The problem: Among the entries below, which lines include the string "value"? Show each one.

Input material:
══════════
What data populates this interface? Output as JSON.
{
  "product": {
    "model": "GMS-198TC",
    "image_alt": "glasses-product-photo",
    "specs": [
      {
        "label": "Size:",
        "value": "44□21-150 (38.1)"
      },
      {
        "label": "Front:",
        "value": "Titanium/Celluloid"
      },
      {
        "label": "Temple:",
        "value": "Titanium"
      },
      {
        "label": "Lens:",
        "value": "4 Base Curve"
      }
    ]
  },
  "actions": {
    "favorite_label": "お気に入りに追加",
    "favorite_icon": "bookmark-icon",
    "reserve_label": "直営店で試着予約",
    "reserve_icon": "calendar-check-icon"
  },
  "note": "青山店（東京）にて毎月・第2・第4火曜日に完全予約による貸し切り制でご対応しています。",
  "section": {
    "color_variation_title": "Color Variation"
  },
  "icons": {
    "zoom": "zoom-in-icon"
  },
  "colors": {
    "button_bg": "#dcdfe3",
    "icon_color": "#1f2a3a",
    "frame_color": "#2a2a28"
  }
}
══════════
Your response:
        "value": "44□21-150 (38.1)"
        "value": "Titanium/Celluloid"
        "value": "Titanium"
        "value": "4 Base Curve"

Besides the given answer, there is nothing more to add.